Work by economists like Mariana Mazzucato has led to growing recognition that many of the key innovations that fueled economic growth were funded by governments. A new report by the Broadbent Institute, More Courageous Bets and Equitable Returns: Challenging Perceptions about Public Investment in Innovation looks at what Canadian governments should be doing differently.
A Globe and Mail Business journalist points out that one of the biggest reasons for Apple's success is technology whose development was funded by the United States government. Apple products like the iPhone or iPad are dependent on publicly funded technology like the lithium battery or liquid crystal display.
Newfoundland and Labrador crown corporation Nalcor Energy's mapping project is a small example of how some governments are questioning the assumption that all governments can do to encourage economic development is hand out tax breaks.

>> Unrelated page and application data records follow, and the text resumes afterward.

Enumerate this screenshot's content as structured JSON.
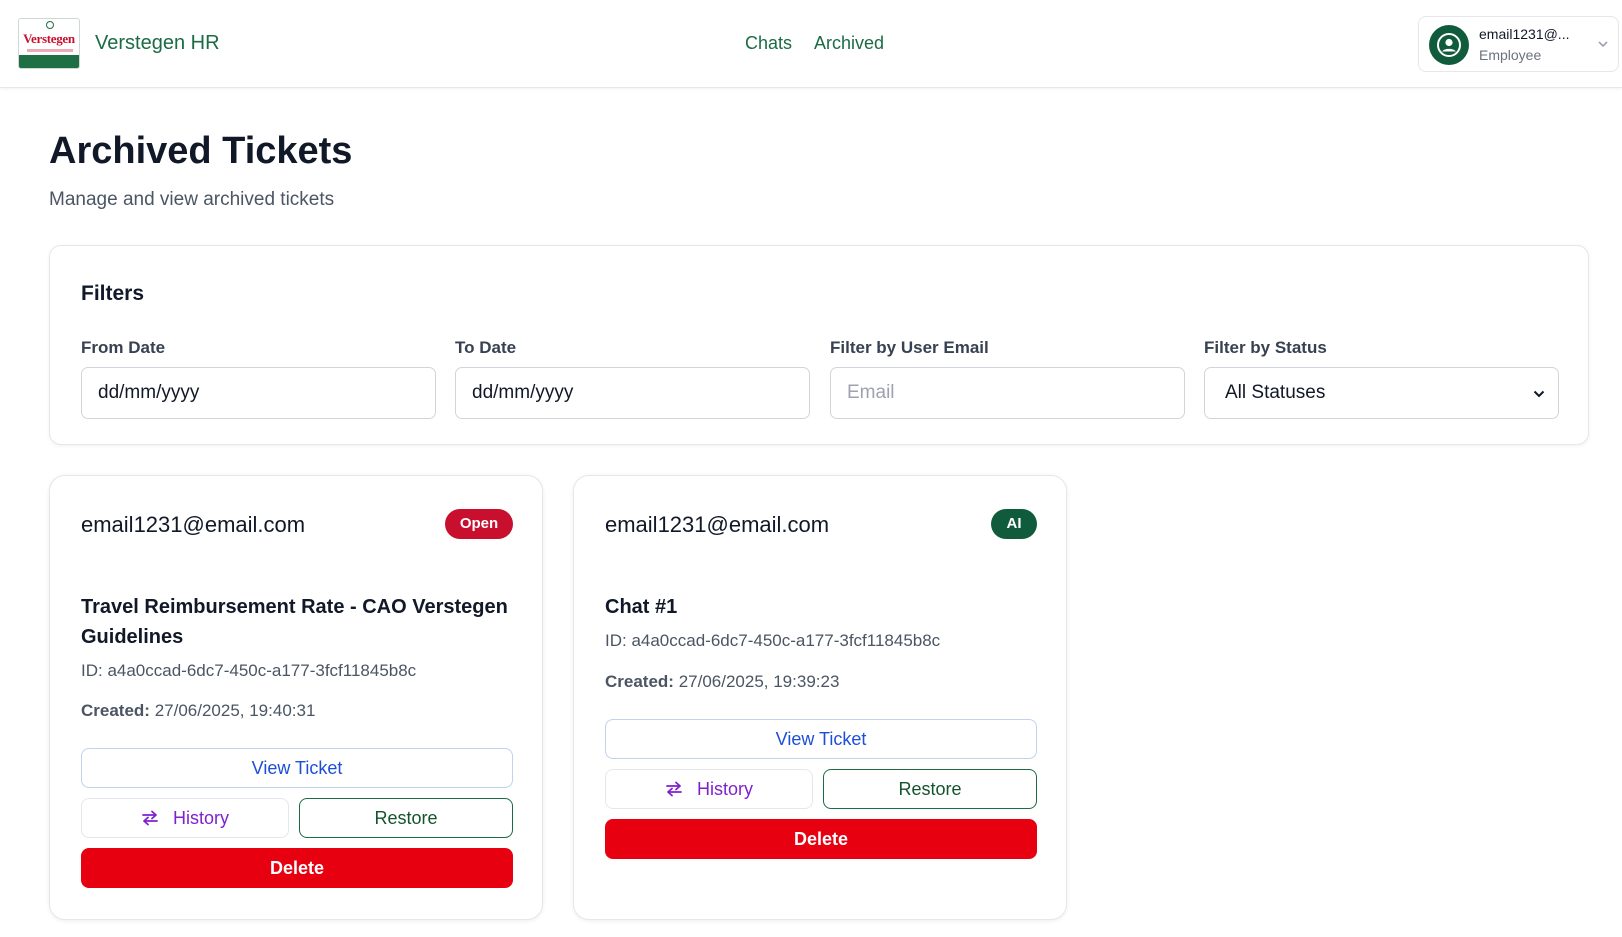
{
  "header": {
    "brand": "Verstegen HR",
    "logo_text": "Verstegen",
    "nav": [
      "Chats",
      "Archived"
    ],
    "user": {
      "email": "email1231@...",
      "role": "Employee"
    }
  },
  "page": {
    "title": "Archived Tickets",
    "subtitle": "Manage and view archived tickets"
  },
  "filters": {
    "title": "Filters",
    "from_date": {
      "label": "From Date",
      "value": "dd/mm/yyyy"
    },
    "to_date": {
      "label": "To Date",
      "value": "dd/mm/yyyy"
    },
    "user_email": {
      "label": "Filter by User Email",
      "placeholder": "Email"
    },
    "status": {
      "label": "Filter by Status",
      "value": "All Statuses"
    }
  },
  "tickets": [
    {
      "email": "email1231@email.com",
      "badge": "Open",
      "badge_color": "#c8102e",
      "title": "Travel Reimbursement Rate - CAO Verstegen Guidelines",
      "id": "ID: a4a0ccad-6dc7-450c-a177-3fcf11845b8c",
      "created_label": "Created:",
      "created_value": "27/06/2025, 19:40:31",
      "view_label": "View Ticket",
      "history_label": "History",
      "restore_label": "Restore",
      "delete_label": "Delete"
    },
    {
      "email": "email1231@email.com",
      "badge": "AI",
      "badge_color": "#0f5b3c",
      "title": "Chat #1",
      "id": "ID: a4a0ccad-6dc7-450c-a177-3fcf11845b8c",
      "created_label": "Created:",
      "created_value": "27/06/2025, 19:39:23",
      "view_label": "View Ticket",
      "history_label": "History",
      "restore_label": "Restore",
      "delete_label": "Delete"
    }
  ],
  "colors": {
    "brand_green": "#1b6b45",
    "delete_red": "#e60010",
    "history_purple": "#7e22ce",
    "view_blue": "#1d4ed8"
  }
}
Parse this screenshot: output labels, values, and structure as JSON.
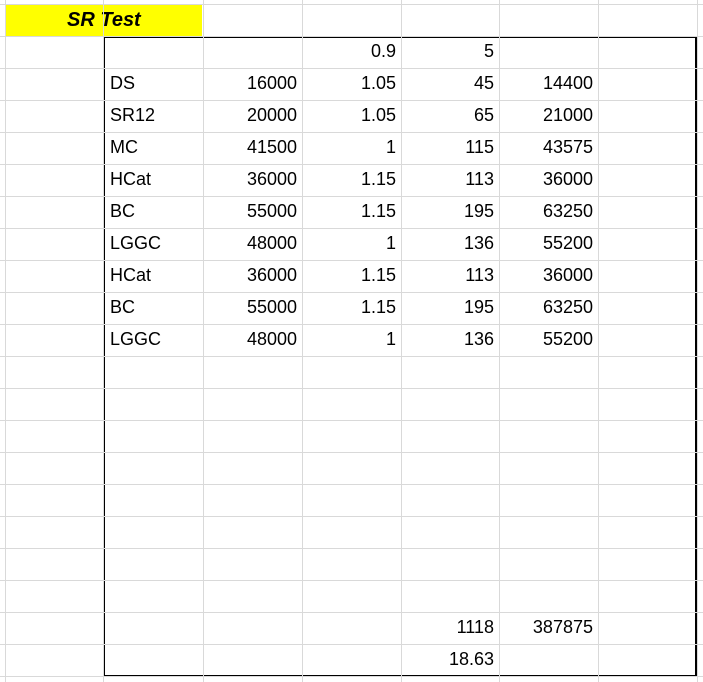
{
  "sheet": {
    "title": "SR Test",
    "header_row": [
      "",
      "",
      "0.9",
      "5",
      ""
    ],
    "rows": [
      [
        "DS",
        "16000",
        "1.05",
        "45",
        "14400"
      ],
      [
        "SR12",
        "20000",
        "1.05",
        "65",
        "21000"
      ],
      [
        "MC",
        "41500",
        "1",
        "115",
        "43575"
      ],
      [
        "HCat",
        "36000",
        "1.15",
        "113",
        "36000"
      ],
      [
        "BC",
        "55000",
        "1.15",
        "195",
        "63250"
      ],
      [
        "LGGC",
        "48000",
        "1",
        "136",
        "55200"
      ],
      [
        "HCat",
        "36000",
        "1.15",
        "113",
        "36000"
      ],
      [
        "BC",
        "55000",
        "1.15",
        "195",
        "63250"
      ],
      [
        "LGGC",
        "48000",
        "1",
        "136",
        "55200"
      ]
    ],
    "totals_row": [
      "",
      "",
      "",
      "1118",
      "387875"
    ],
    "ratio_row": [
      "",
      "",
      "",
      "18.63",
      ""
    ],
    "colors": {
      "title_bg": "#ffff00",
      "grid": "#d9d9d9",
      "border": "#000000"
    }
  }
}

This month, Norway's oil revenue fund reached the point where every Norwegian is now a millionaire in Norwegian kroner. As an article in the Tyee shows, this is very different from what has happened with Alberta's oil revenue.
A new report from the Institute for Research on Public Policy (IRPP) shows that even governments that claim to oppose industrial policies are implementing them.
In The Resurgence of Industrial Policy and What It Means for Canada the authors suggest that the success of countries that are openly pursuing industrial policies and the role industrial policies have played in the past in all developed countries mean more countries will be adopting industrial policies.
In its report card, “How Canada Performs”, the Conference Board of Canada gave Canada a “D” for innovation. It found Canada ranked 14th out of the 17 countries surveyed and lack of innovation was harming the economy.
What makes the report card surprising is that the Canadian government spends more on research and development, as a percent of GDP, than any of the other countries surveyed. The problem is how the money is spent.